June 3, 2014 — 3,679 views
Dealing with an aggressive individual at work is a challenge, and employees can feel trapped by the aggressive person. Men or women can be verbally or physically aggressive, such as yelling and banging on a desk. Quite often an aggressor acts out when they get into a conflict, and they try to defend their interests at the expense of others. Two major types of aggressors are the abusive/bully boss and the abusive/bully coworker.
Some people are outwardly aggressive while others tend to be passive aggressive. Both behaviors are destructive, and they can have a very negative effect on the self-esteem of other individuals.
A person with passive aggressive behavior may appear on the surface to be very agreeable and supportive, but they will backstab, sabotage or undercut others behind the scenes.
Another form of aggression is workplace violence. The Occupational Safety & Health Administration reports that workplace violence has increased and is a serious issue. Workplace aggression appears in many forms, such as verbal hostility, intentional ostracism, attempts to impede another workers performance, wasted materials or damaged products. Workplace aggression seems to appear due to perceived unfairness, and it may pertain to gender, racism, sexual orientation and cultural groups.
Workplace bullies cause trouble through manipulation. Bullies constantly work to build their power base by building alliances within the company, and they undermine any worker who will not support them.
The Employment Law Alliance completed a poll concerning female bullies in workplaces around the country, and they concluded:
- 45 percent of American workers admit they have experienced workplace abuse
- 40 percent of workplace bullies are women
- 70 percent of the time women bullies pick on other women
When an individual is the target of an aggressor, they often suffer physical problems, which include headaches, high blood pressure, and insomnia, loss of appetite, depression, panic attacks and even PTSD.
If the aggressor is a coworker the employee needs to find a way to bring the situation to the attention of their CEO. While this may feel like a big risk to some people, it is probably a bigger risk to let the abuse continue.
Important tips if you are being bullied at work include:
- Try to stay calm and rational to defuse the situation as bullies take pleasure in emotionally manipulating people.
- Never blame yourself, and do not lose your confidence or think that you are incapable.
- Continue to do your best work, arrive on time and turn work on time.
- Work on building your support network with coworkers that you trust.
- Document everything in writing, and take it home with you each day so you have proof in case you need to go to Human Resources.
- Work to maintain a healthy balanced lifestyle when you are home by working out, eating healthy, and getting a good night's sleep.

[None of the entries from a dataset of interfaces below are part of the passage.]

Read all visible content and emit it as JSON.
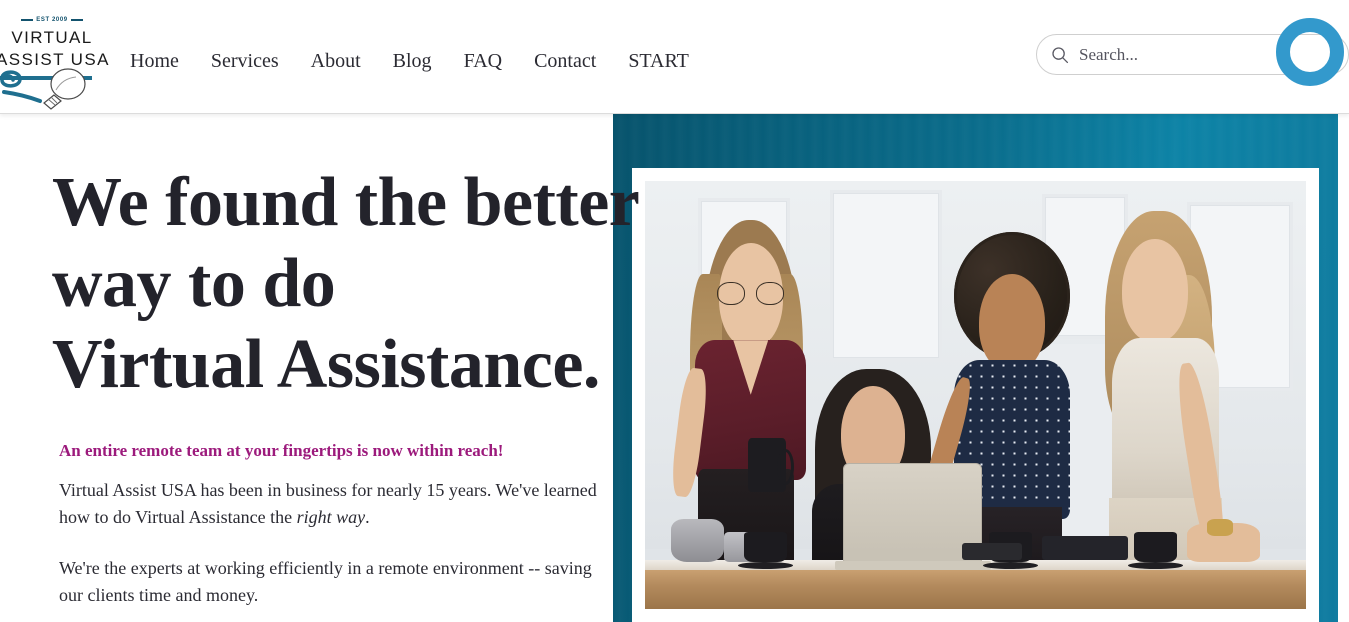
{
  "header": {
    "logo": {
      "est_text": "EST 2009",
      "line1": "VIRTUAL",
      "line2": "ASSIST USA",
      "icon": "lightbulb-icon",
      "brand_color": "#13536e"
    },
    "nav": [
      {
        "label": "Home"
      },
      {
        "label": "Services"
      },
      {
        "label": "About"
      },
      {
        "label": "Blog"
      },
      {
        "label": "FAQ"
      },
      {
        "label": "Contact"
      },
      {
        "label": "START"
      }
    ],
    "search": {
      "icon": "search-icon",
      "placeholder": "Search...",
      "value": ""
    },
    "accent_circle_color": "#3399cc"
  },
  "hero": {
    "heading_line1": "We found the better",
    "heading_line2": "way to do",
    "heading_line3": "Virtual Assistance.",
    "tagline": "An entire remote team at your fingertips is now within reach!",
    "tagline_color": "#9c1a7c",
    "paragraph1_part1": "Virtual Assist USA has been in business for nearly 15 years. We've learned how to do Virtual Assistance the ",
    "paragraph1_emphasis": "right way",
    "paragraph1_part2": ".",
    "paragraph2": "We're the experts at working efficiently in a remote environment -- saving our clients time and money.",
    "panel_gradient_start": "#07536c",
    "panel_gradient_end": "#0f7ba0",
    "photo_alt": "Four businesswomen around a desk with a laptop in a bright white office"
  }
}
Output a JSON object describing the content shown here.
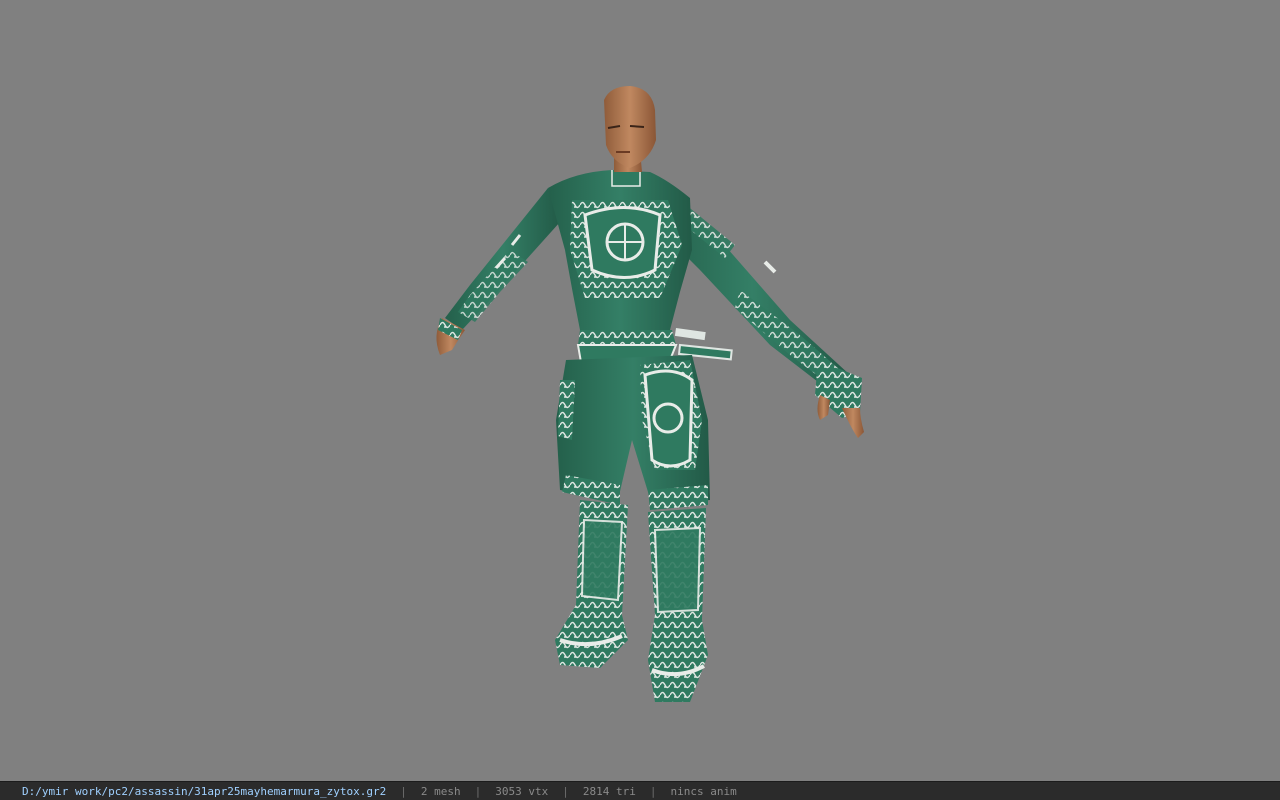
{
  "viewer": {
    "background_color": "#808080",
    "model": {
      "description_icon": "character-model",
      "primary_color": "#2f7a60",
      "trim_color": "#e8ece8",
      "skin_color": "#b07a52"
    }
  },
  "statusbar": {
    "file_path": "D:/ymir work/pc2/assassin/31apr25mayhemarmura_zytox.gr2",
    "separator": "|",
    "mesh_count": "2 mesh",
    "vertex_count": "3053 vtx",
    "triangle_count": "2814 tri",
    "anim_status": "nincs anim"
  }
}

- Educate yourself by learning everything you can about aggressive behavior at work, your company's policies on inappropriate behavior and the occupational law regarding aggressive behavior.
Following these guidelines should help to make your workplace more bearable. Having a support group at work is very helpful.